* **TRY IT**
Some lines hold the string "push". Copy all of them from the material that follows.

* **INFORMATION SHOWN**
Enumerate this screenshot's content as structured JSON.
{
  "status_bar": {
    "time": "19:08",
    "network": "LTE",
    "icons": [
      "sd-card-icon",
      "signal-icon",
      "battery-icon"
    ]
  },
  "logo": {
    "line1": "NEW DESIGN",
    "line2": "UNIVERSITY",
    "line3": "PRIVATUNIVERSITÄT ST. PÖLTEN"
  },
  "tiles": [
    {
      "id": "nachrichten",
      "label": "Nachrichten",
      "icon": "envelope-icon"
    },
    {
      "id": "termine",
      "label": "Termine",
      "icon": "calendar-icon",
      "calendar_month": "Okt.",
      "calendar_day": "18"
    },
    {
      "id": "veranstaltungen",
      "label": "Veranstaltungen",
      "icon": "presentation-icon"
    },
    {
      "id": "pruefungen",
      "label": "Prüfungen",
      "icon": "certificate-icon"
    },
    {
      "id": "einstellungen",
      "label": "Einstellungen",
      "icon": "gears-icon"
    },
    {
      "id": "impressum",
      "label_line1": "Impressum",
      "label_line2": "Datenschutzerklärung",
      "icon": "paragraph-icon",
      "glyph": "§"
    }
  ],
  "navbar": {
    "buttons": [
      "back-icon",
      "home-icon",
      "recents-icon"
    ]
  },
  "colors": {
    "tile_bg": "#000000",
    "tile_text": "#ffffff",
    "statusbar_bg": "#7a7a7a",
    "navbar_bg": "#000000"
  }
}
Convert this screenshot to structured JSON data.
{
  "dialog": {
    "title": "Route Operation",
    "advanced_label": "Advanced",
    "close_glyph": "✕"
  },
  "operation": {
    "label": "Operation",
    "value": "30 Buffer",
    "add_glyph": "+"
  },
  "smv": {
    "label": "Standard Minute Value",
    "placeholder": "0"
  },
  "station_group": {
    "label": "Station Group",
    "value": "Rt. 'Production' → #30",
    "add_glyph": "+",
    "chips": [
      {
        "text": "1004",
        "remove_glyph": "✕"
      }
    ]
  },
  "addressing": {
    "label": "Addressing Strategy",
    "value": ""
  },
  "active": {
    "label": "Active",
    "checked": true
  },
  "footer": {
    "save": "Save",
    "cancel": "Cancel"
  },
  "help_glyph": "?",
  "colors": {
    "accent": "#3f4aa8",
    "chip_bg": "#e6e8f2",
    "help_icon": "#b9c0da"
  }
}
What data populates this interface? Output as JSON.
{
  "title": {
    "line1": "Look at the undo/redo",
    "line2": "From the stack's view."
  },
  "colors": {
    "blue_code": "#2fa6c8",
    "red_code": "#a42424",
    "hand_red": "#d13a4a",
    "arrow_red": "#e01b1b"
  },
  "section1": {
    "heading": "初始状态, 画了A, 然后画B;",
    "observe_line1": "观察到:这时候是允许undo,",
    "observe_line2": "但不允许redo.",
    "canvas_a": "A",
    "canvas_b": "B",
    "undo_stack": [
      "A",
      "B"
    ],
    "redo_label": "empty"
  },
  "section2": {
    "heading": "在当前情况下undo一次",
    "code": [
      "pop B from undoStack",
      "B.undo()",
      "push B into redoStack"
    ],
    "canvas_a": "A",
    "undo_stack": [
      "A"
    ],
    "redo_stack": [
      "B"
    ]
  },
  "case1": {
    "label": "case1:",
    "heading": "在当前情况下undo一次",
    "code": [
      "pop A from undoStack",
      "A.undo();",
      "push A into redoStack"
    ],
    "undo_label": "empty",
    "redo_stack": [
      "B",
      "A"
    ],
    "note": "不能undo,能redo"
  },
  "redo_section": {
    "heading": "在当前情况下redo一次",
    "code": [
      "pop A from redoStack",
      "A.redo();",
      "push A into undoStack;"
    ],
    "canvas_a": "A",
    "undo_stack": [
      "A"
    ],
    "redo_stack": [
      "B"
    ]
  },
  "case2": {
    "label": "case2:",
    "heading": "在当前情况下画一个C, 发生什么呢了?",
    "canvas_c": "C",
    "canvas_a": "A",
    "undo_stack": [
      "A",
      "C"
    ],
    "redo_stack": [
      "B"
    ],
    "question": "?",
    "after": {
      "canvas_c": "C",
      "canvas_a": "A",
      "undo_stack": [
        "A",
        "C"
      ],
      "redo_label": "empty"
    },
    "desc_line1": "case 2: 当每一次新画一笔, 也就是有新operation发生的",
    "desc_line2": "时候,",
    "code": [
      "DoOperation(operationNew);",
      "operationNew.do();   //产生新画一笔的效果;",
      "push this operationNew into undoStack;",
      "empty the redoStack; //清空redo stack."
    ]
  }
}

* **SOLUTION TO THE PROBLEM**
      "push B into redoStack"
      "push A into redoStack"
      "push A into undoStack;"
      "push this operationNew into undoStack;",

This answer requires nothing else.